Baroque bastion

Vilnius is widely considered to the baroque capital of north-eastern Europe, its style replete with irregularities and its scenes with strange combinations (Image © Francesca Magistro)

Church, mum

Gothic curves at St. Anne's Church (Šv. Onos bažnyčia) and a future mother (Image © Francesca Magistro)

Synagogue, woman

The simplicity of the only synagogue which is open all year-round in Vilnius is reflected in this passer-by. There is a sense of immortality in both despite obvious language and religious barriers (Image © Francesca Magistro)

Read 'From San Diego to Vilnius: all Jew you need for a library in Lithuania' on

Wood for wood

Wooden houses are a feature of the city, designed along Baltic architectonic lines. The colours that the houses are painted in radiate serenity (Image © Francesca Magistro)

Art, contemporary

Raimundas Malasauskas, Virginija Januskeviciute, Asta Vaiciulyte and other artists at the Vilnius contemporary art centre (VAA), where Nida (pictured) works (Image © Francesca Magistro)

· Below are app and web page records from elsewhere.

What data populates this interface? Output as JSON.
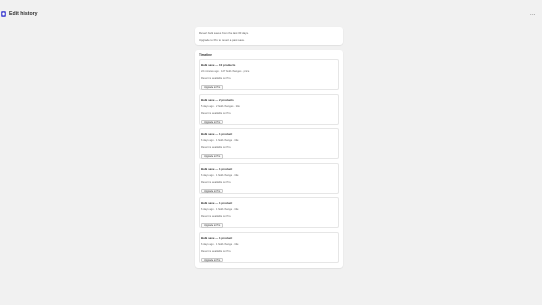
{
  "header": {
    "app_icon": "app-logo-icon",
    "title": "Edit history",
    "more_label": "..."
  },
  "notice": {
    "text": "Revert bulk saves from the last 30 days.",
    "upgrade_text": "Upgrade to Pro to revert a past save."
  },
  "timeline": {
    "title": "Timeline",
    "entries": [
      {
        "title": "Bulk save — 10 products",
        "meta": "22 minutes ago · 127 field changes · price",
        "revert_text": "Revert is available on Pro.",
        "button_label": "Upgrade to Pro"
      },
      {
        "title": "Bulk save — 2 products",
        "meta": "5 days ago · 2 field changes · title",
        "revert_text": "Revert is available on Pro.",
        "button_label": "Upgrade to Pro"
      },
      {
        "title": "Bulk save — 1 product",
        "meta": "6 days ago · 1 field change · title",
        "revert_text": "Revert is available on Pro.",
        "button_label": "Upgrade to Pro"
      },
      {
        "title": "Bulk save — 1 product",
        "meta": "6 days ago · 1 field change · title",
        "revert_text": "Revert is available on Pro.",
        "button_label": "Upgrade to Pro"
      },
      {
        "title": "Bulk save — 1 product",
        "meta": "6 days ago · 1 field change · title",
        "revert_text": "Revert is available on Pro.",
        "button_label": "Upgrade to Pro"
      },
      {
        "title": "Bulk save — 1 product",
        "meta": "6 days ago · 1 field change · title",
        "revert_text": "Revert is available on Pro.",
        "button_label": "Upgrade to Pro"
      }
    ]
  },
  "colors": {
    "background": "#f1f1f1",
    "card": "#ffffff",
    "accent": "#5b5bd6",
    "text": "#303030"
  }
}
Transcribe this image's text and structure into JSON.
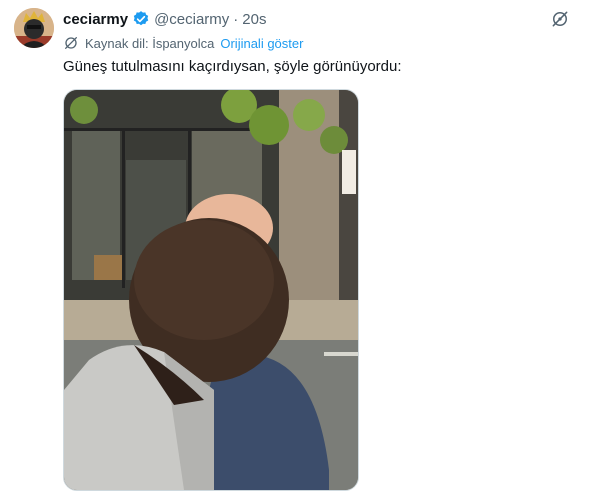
{
  "tweet": {
    "author_name": "ceciarmy",
    "handle": "@ceciarmy",
    "separator": "·",
    "time": "20s",
    "translation": {
      "source_label": "Kaynak dil: İspanyolca",
      "show_original": "Orijinali göster"
    },
    "text": "Güneş tutulmasını kaçırdıysan, şöyle görünüyordu:"
  },
  "icons": {
    "verified": "verified-badge-icon",
    "grok": "grok-icon",
    "translate": "grok-translate-icon"
  },
  "colors": {
    "link": "#1d9bf0",
    "secondary_text": "#536471",
    "verified": "#1d9bf0"
  }
}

Liudas Gira

'Maybe in this I am mistaken?/ It's true I'm young, perhaps naive' -  Liudas Gira, a Lithuanian poet, writer and literary critic who died in 1946 (Image © Francesca Magistro)


Survival, in memory of human lives and religious beliefs. The missing victims of soviet occupation (Sovietų okupacijos aukoms atminti) monument, alongside an orthodox priest (Image © Francesca Magistro)

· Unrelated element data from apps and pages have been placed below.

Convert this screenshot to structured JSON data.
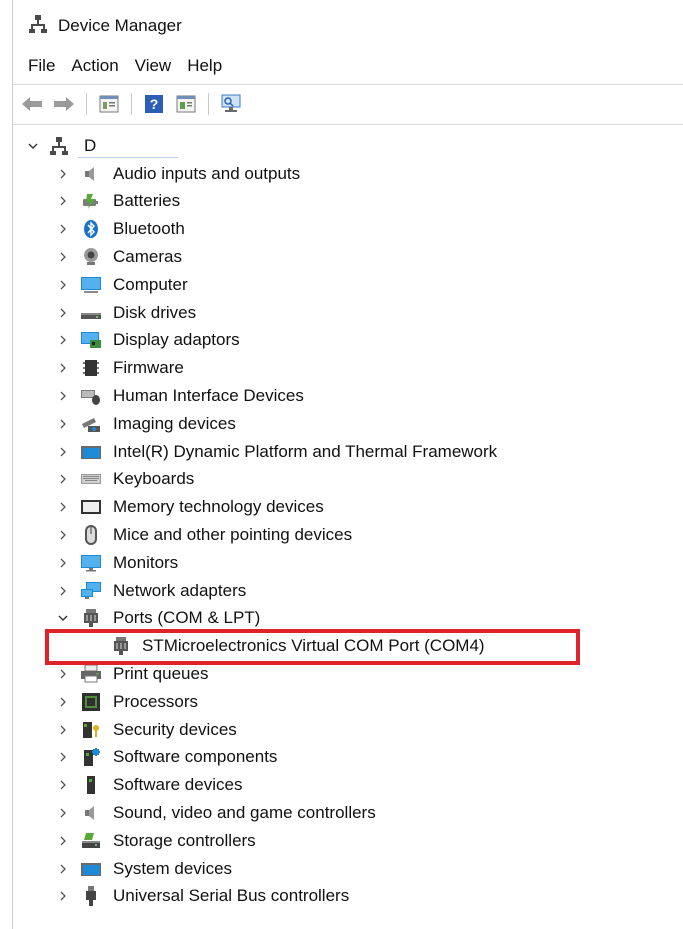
{
  "window": {
    "title": "Device Manager",
    "icon": "device-manager-icon"
  },
  "menu": {
    "items": [
      {
        "label": "File"
      },
      {
        "label": "Action"
      },
      {
        "label": "View"
      },
      {
        "label": "Help"
      }
    ]
  },
  "toolbar": {
    "buttons": [
      {
        "icon": "back-arrow-icon"
      },
      {
        "icon": "forward-arrow-icon"
      },
      {
        "icon": "properties-icon"
      },
      {
        "icon": "help-icon"
      },
      {
        "icon": "update-driver-icon"
      },
      {
        "icon": "scan-hardware-icon"
      }
    ]
  },
  "tree": {
    "root": {
      "label": "D",
      "expanded": true,
      "icon": "computer-root-icon"
    },
    "categories": [
      {
        "label": "Audio inputs and outputs",
        "icon": "speaker-icon"
      },
      {
        "label": "Batteries",
        "icon": "battery-icon"
      },
      {
        "label": "Bluetooth",
        "icon": "bluetooth-icon"
      },
      {
        "label": "Cameras",
        "icon": "camera-icon"
      },
      {
        "label": "Computer",
        "icon": "computer-icon"
      },
      {
        "label": "Disk drives",
        "icon": "disk-drive-icon"
      },
      {
        "label": "Display adaptors",
        "icon": "display-adapter-icon"
      },
      {
        "label": "Firmware",
        "icon": "firmware-icon"
      },
      {
        "label": "Human Interface Devices",
        "icon": "hid-icon"
      },
      {
        "label": "Imaging devices",
        "icon": "imaging-icon"
      },
      {
        "label": "Intel(R) Dynamic Platform and Thermal Framework",
        "icon": "folder-device-icon"
      },
      {
        "label": "Keyboards",
        "icon": "keyboard-icon"
      },
      {
        "label": "Memory technology devices",
        "icon": "memory-device-icon"
      },
      {
        "label": "Mice and other pointing devices",
        "icon": "mouse-icon"
      },
      {
        "label": "Monitors",
        "icon": "monitor-icon"
      },
      {
        "label": "Network adapters",
        "icon": "network-adapter-icon"
      },
      {
        "label": "Ports (COM & LPT)",
        "icon": "port-icon",
        "expanded": true,
        "children": [
          {
            "label": "STMicroelectronics Virtual COM Port (COM4)",
            "icon": "port-icon",
            "highlighted": true
          }
        ]
      },
      {
        "label": "Print queues",
        "icon": "printer-icon"
      },
      {
        "label": "Processors",
        "icon": "processor-icon"
      },
      {
        "label": "Security devices",
        "icon": "security-device-icon"
      },
      {
        "label": "Software components",
        "icon": "software-component-icon"
      },
      {
        "label": "Software devices",
        "icon": "software-device-icon"
      },
      {
        "label": "Sound, video and game controllers",
        "icon": "sound-controller-icon"
      },
      {
        "label": "Storage controllers",
        "icon": "storage-controller-icon"
      },
      {
        "label": "System devices",
        "icon": "system-devices-icon"
      },
      {
        "label": "Universal Serial Bus controllers",
        "icon": "usb-icon"
      }
    ]
  },
  "colors": {
    "highlight_border": "#e0232a",
    "accent_blue": "#1a73c8"
  }
}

Fish materialism

The orthodox church of the holy spirit (Staciatikiu Sv. Dvasios Cerkve) is a spiritual power which is confused with material power, as symbolised by the fish. ΙΧΘΥΣ’ or Ἰησοῦς Χριστός, Θεοῦ Υἱός, Σωτήρ’ in Greek means 'Jesus Christ, son of god, saviour' (Image © Francesca Magistro)

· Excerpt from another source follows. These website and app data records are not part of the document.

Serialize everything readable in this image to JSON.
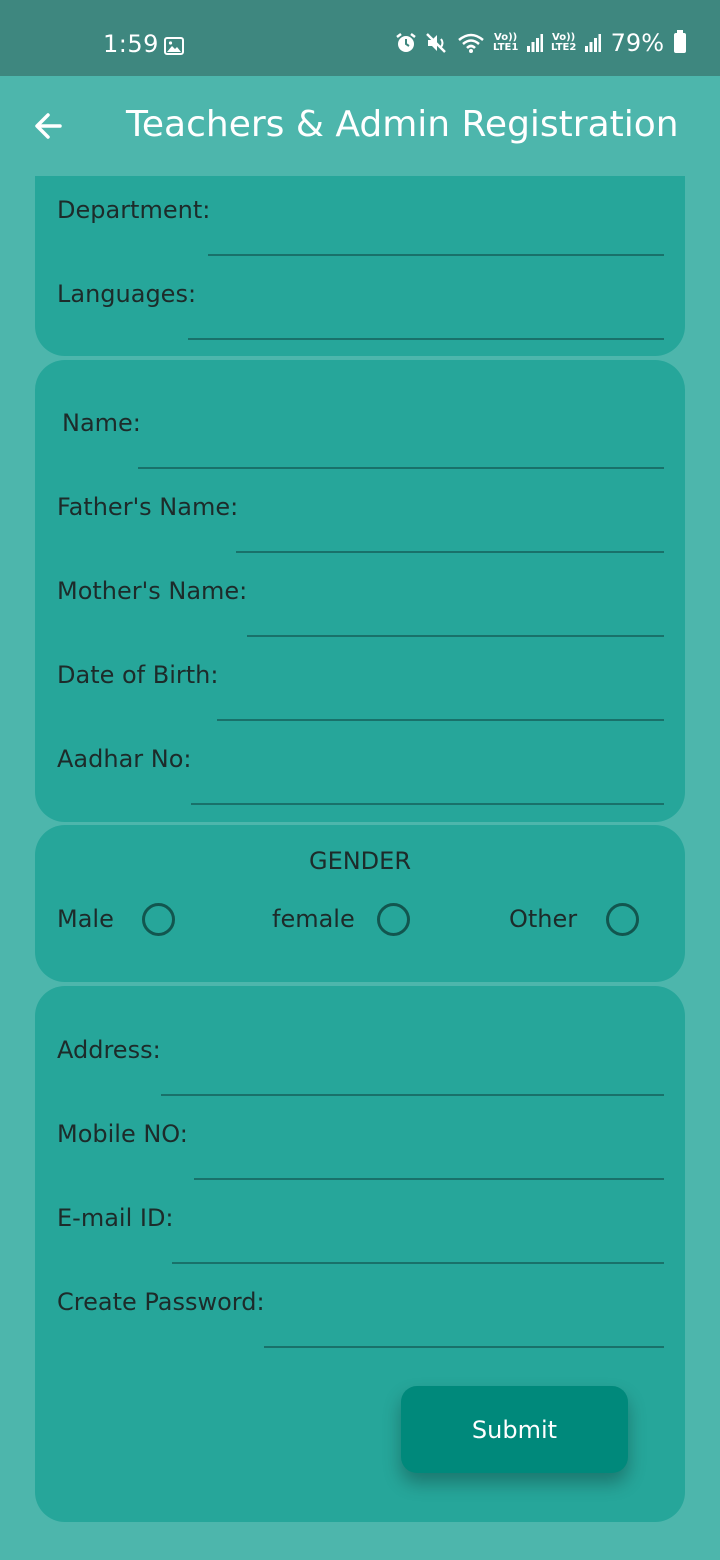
{
  "status_bar": {
    "time": "1:59",
    "net1": "Vo)) LTE1",
    "net2": "Vo)) LTE2",
    "battery": "79%"
  },
  "app_bar": {
    "title": "Teachers & Admin Registration"
  },
  "top_section": {
    "department_label": "Department:",
    "languages_label": "Languages:"
  },
  "personal_section": {
    "name_label": "Name:",
    "father_label": "Father's Name:",
    "mother_label": "Mother's Name:",
    "dob_label": "Date of Birth:",
    "aadhar_label": "Aadhar No:"
  },
  "gender_section": {
    "title": "GENDER",
    "options": [
      {
        "label": "Male",
        "selected": false
      },
      {
        "label": "female",
        "selected": false
      },
      {
        "label": "Other",
        "selected": false
      }
    ]
  },
  "contact_section": {
    "address_label": "Address:",
    "mobile_label": "Mobile NO:",
    "email_label": "E-mail ID:",
    "password_label": "Create Password:",
    "submit_label": "Submit"
  },
  "colors": {
    "background": "#4db6ac",
    "status_bar": "#3e877f",
    "card": "#26a69a",
    "button": "#00897b",
    "underline": "#19716a"
  }
}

Gintaras shows us his drawings by the national gallery of art (Nacionalinè Dailès Galerija, NDG. Image © Francesca Magistro)

Kind christianity

Christian church (Image © Francesca Magistro)

Tailored walk

Graffiti on the garden walls at the Vilnius academy of arts (Vilniaus Dailės Akademija) with the ancient art of tailoring. This woman's workshop, which she runs alongside her husband, runs from our hostel in Uzupis to the city centre (Image © Francesca Magistro)


Greek Doric style alongside Russian pomp (Image: © Francesca Magistro)


The church of the holy spirit (Sventosios Dvasios Baznycia) is the cult centre for Vilnius' orthodox population, says one student, Teklė (Image © Francesca Magistro)


Over to the famed Angis Tattoo Studio where people from all over Vilnius meet for a bit of counter-culture (Image © Francesca Magistro)

Mind and body

Food for thought at the contemporary art centre (Šiuolaikinio Meno Centras), the biggest in the Baltic countries. Food for nourishment at the food market (Image © Francesca Magistro)

This image gallery is the second edition in’s 2010-2011 feature focus series on multiculturalism in Europe. Thanks to the team at cafebabel Vilnius

Translated from Vilna: cuando la arquitectura y la identidad se funden